This region, that includes the provinces of Inner Mongolia, Ningxia, Gansu, Qinghai and Xinjiang, covers third of China's land area. These territories lie mostly beyond the Great Wall. Ancient Chinese used to call “barbarians” to the people of this region because they didn’t speak their language, it was very remote and subject to extremes of weather.
Some ethnic minorities still live in the Northwest where the land is composed of vast areas of steppe and grassland, desert and mountain plateau.
However, Chinese have always been present in the area. Imperial armies were already in control of almost the whole northwest region by the time of the Han dynasty two millennia ago and since then; Gansu, Ningxia and the eastern part of Qinghai have become the core of the Chinese empire. The uncultivable plains of Inner Mongolia have been associated with China despite the invasion of Genghis Khan early thirteenth century.
This region has historical been underprivileged, isolated land of China. Nowadays, there is a more significant presence of the government in terms of education and patriotism; and also there is an important transfer of wealth, in the form of industrial and agricultural aid, from the richer areas of eastern China to the poorer zones.
Tourism in these areas has increased in the last years. Travelers, are drawn by the Silk Road, a series of ancient towns built in the middle of the desert, running from Xi'an in Shaanxi Province, through Ningxia, Gansu and Xinjiang, and finally on into Central Asia. You can also enjoy the last great remaining wildernesses of China - the grasslands, mountains, lakes and deserts of the interior - far from the loud massive population cities of the east.
You can begin your travel in the Inner Mongolia, famous for its grasslands on which Genghis Khan trained his cavalry and where nomads on horseback still live today. As well as visiting the tomb of Genghis Khan Conqueror. Another great natural feature of Inner Mongolia is the Yellow River (Huang He). In the resort of Shapotou, you can see the impressive river running among desert sand dunes.
Rural region of Ningxia, which is little visited by tourists; offers quiet, beautiful cities and a variety of views ranging from terraced, fertile hillsides in the south to pure desert in the north. In the west is Gansu, the historic edge of antique China.

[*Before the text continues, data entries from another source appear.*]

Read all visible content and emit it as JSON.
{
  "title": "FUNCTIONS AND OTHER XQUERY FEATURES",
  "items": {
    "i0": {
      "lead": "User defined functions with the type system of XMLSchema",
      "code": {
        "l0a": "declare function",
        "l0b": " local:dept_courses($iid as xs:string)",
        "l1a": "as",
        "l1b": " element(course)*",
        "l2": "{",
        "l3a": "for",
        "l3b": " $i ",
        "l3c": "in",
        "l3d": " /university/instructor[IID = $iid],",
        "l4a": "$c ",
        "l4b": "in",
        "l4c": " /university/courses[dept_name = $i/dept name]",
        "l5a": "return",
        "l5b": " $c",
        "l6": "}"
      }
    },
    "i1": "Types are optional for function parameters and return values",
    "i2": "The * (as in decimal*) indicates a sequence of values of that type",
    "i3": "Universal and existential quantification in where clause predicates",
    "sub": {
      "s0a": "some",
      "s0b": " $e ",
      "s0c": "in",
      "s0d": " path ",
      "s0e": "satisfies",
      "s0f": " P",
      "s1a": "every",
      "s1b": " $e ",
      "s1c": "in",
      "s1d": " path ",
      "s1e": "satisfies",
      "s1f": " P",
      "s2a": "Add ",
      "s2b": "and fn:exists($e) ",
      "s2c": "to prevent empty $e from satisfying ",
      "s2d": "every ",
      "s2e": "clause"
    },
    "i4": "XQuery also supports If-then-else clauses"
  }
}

This rugged land of high mountains and deserts is crossed from east to west by the Hexi Corridor, a thin pathway through the mountains, traditionally the only road from China to the West. In this route, you will travel close to the Great Wall until the fortress of Jiayuguan. Then, you will continue by the Silk Road towns finishing in Dunhuang, with its magnificent Buddhist cave art. South of the Hexi Corridor, the mountains extend all the way to the plains of northern India.
Qinghai is an ancient borderland between the mountains and China and it is probably the least-explored province in the whole of the Northwest. Qinghai offers mountains, monasteries, the immense lake of Qinghai Hu and, principally, the road to Tibet, along one of the highest mountain routes in the world.
Finally, protecting the westmost passes of the empire is Xinjiang, where China ends and another world - once known in the West as Chinese Turkestan - initiates. This immense and remote region of searing deserts and snowy mountains is the most complicated and fearsome section of the Silk Road in Central Asia.
Geographically and culturally extremely different, in Chinese Turkestan, Turkic Uigurs are more numerous than Han Chinese, mosques replace temples, and lamb kebabs replace steamed dumplings. Highlights of Xinjiang include the desert resort town of Turpan and, in the far west, fabled Kashgar, a city that just in recent years had ever reached by Westerners.
Travel in the Northwest is still very difficult, with vast distances and an extremely hard continental climate to contend with. Winter is particularly harsh, with average temperatures as minus 15° or 20°C in Inner Mongolia, Qinghai and Xinjiang.
On the contrary, in summer, Turpan in eastern Xinjiang is China's hottest city. Despite the wild, rugged land and the long distances, however, facilities for tourists have developed significantly in recent years.
In nearly all towns, there are now hotels and restaurants catering for a range of services -in general, the price of accommodation is cheaper than in eastern China-. Where there aren’t rail lines, nearly everywhere is accessible by bus and some towns by plane as well. Now, there is also the possibility of traveling from China's Asian neighbors - the Republic of Mongolia, Kazakhstan, Kirgyzistan and Pakistan-.